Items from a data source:

"""

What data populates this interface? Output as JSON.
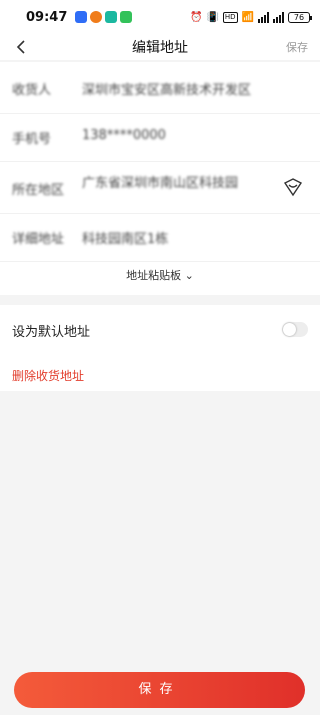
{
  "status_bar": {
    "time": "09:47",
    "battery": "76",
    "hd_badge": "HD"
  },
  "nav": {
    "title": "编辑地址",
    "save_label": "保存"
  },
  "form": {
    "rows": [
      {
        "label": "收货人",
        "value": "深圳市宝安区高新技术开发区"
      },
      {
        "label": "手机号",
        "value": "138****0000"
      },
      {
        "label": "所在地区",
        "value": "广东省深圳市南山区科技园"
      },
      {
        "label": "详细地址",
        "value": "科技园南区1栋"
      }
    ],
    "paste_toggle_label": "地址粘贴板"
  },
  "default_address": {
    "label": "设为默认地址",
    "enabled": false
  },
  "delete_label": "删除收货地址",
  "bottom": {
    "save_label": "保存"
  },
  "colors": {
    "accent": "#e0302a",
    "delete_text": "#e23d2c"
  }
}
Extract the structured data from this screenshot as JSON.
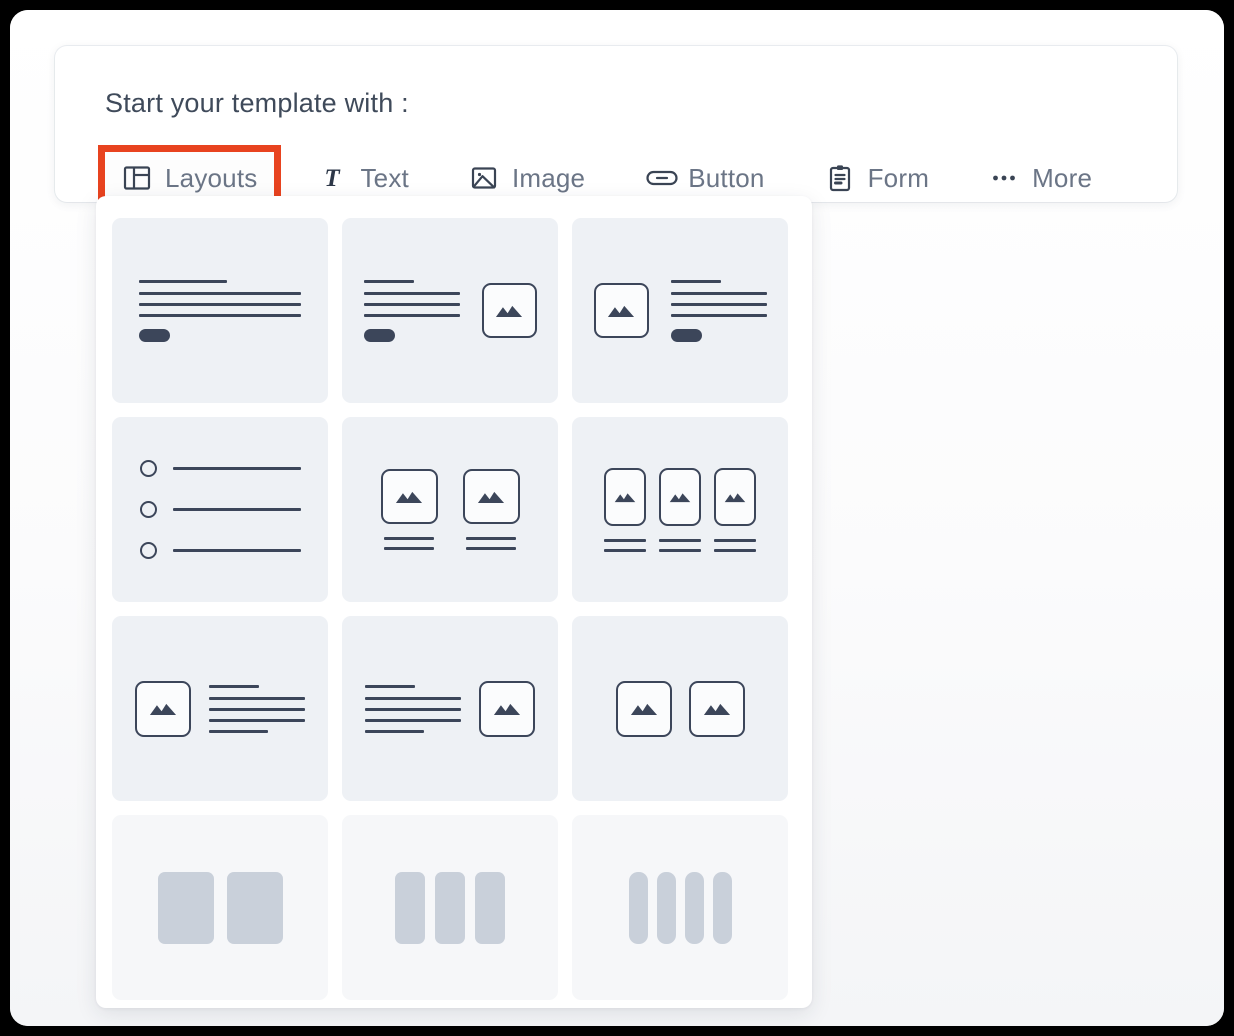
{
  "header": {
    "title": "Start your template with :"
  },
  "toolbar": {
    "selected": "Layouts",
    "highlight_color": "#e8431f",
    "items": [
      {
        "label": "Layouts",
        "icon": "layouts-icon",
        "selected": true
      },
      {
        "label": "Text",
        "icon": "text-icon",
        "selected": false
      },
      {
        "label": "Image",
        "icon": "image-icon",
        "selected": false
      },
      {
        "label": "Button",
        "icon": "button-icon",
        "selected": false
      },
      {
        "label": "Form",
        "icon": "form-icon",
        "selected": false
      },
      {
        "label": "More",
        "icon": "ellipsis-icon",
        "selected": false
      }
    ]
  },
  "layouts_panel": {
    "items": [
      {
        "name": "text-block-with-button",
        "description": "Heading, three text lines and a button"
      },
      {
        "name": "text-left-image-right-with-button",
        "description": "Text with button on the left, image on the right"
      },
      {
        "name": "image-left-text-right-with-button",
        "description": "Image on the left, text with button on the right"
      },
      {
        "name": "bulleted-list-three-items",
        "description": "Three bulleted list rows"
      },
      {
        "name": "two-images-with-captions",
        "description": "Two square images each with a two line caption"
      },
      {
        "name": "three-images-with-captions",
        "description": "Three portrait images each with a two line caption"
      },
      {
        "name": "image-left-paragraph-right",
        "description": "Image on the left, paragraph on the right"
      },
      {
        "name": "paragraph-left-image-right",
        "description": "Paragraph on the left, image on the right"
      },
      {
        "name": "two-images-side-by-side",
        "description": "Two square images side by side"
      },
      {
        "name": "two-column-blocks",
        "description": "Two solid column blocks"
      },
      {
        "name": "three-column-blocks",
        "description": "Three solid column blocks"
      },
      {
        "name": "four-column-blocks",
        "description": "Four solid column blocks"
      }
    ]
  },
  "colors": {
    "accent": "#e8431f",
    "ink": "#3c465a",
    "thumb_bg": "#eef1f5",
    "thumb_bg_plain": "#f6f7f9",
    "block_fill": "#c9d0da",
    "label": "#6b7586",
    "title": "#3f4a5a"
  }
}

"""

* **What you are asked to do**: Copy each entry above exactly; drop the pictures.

* **Answer**:
What data populates this interface? Output as JSON.
{
  "status_bar": {
    "time": "09:47",
    "battery": "76",
    "hd_badge": "HD"
  },
  "nav": {
    "title": "编辑地址",
    "save_label": "保存"
  },
  "form": {
    "rows": [
      {
        "label": "收货人",
        "value": "深圳市宝安区高新技术开发区"
      },
      {
        "label": "手机号",
        "value": "138****0000"
      },
      {
        "label": "所在地区",
        "value": "广东省深圳市南山区科技园"
      },
      {
        "label": "详细地址",
        "value": "科技园南区1栋"
      }
    ],
    "paste_toggle_label": "地址粘贴板"
  },
  "default_address": {
    "label": "设为默认地址",
    "enabled": false
  },
  "delete_label": "删除收货地址",
  "bottom": {
    "save_label": "保存"
  },
  "colors": {
    "accent": "#e0302a",
    "delete_text": "#e23d2c"
  }
}
Extract the structured data from this screenshot as JSON.
{
  "header": {
    "title": "Start your template with :"
  },
  "toolbar": {
    "selected": "Layouts",
    "highlight_color": "#e8431f",
    "items": [
      {
        "label": "Layouts",
        "icon": "layouts-icon",
        "selected": true
      },
      {
        "label": "Text",
        "icon": "text-icon",
        "selected": false
      },
      {
        "label": "Image",
        "icon": "image-icon",
        "selected": false
      },
      {
        "label": "Button",
        "icon": "button-icon",
        "selected": false
      },
      {
        "label": "Form",
        "icon": "form-icon",
        "selected": false
      },
      {
        "label": "More",
        "icon": "ellipsis-icon",
        "selected": false
      }
    ]
  },
  "layouts_panel": {
    "items": [
      {
        "name": "text-block-with-button",
        "description": "Heading, three text lines and a button"
      },
      {
        "name": "text-left-image-right-with-button",
        "description": "Text with button on the left, image on the right"
      },
      {
        "name": "image-left-text-right-with-button",
        "description": "Image on the left, text with button on the right"
      },
      {
        "name": "bulleted-list-three-items",
        "description": "Three bulleted list rows"
      },
      {
        "name": "two-images-with-captions",
        "description": "Two square images each with a two line caption"
      },
      {
        "name": "three-images-with-captions",
        "description": "Three portrait images each with a two line caption"
      },
      {
        "name": "image-left-paragraph-right",
        "description": "Image on the left, paragraph on the right"
      },
      {
        "name": "paragraph-left-image-right",
        "description": "Paragraph on the left, image on the right"
      },
      {
        "name": "two-images-side-by-side",
        "description": "Two square images side by side"
      },
      {
        "name": "two-column-blocks",
        "description": "Two solid column blocks"
      },
      {
        "name": "three-column-blocks",
        "description": "Three solid column blocks"
      },
      {
        "name": "four-column-blocks",
        "description": "Four solid column blocks"
      }
    ]
  },
  "colors": {
    "accent": "#e8431f",
    "ink": "#3c465a",
    "thumb_bg": "#eef1f5",
    "thumb_bg_plain": "#f6f7f9",
    "block_fill": "#c9d0da",
    "label": "#6b7586",
    "title": "#3f4a5a"
  }
}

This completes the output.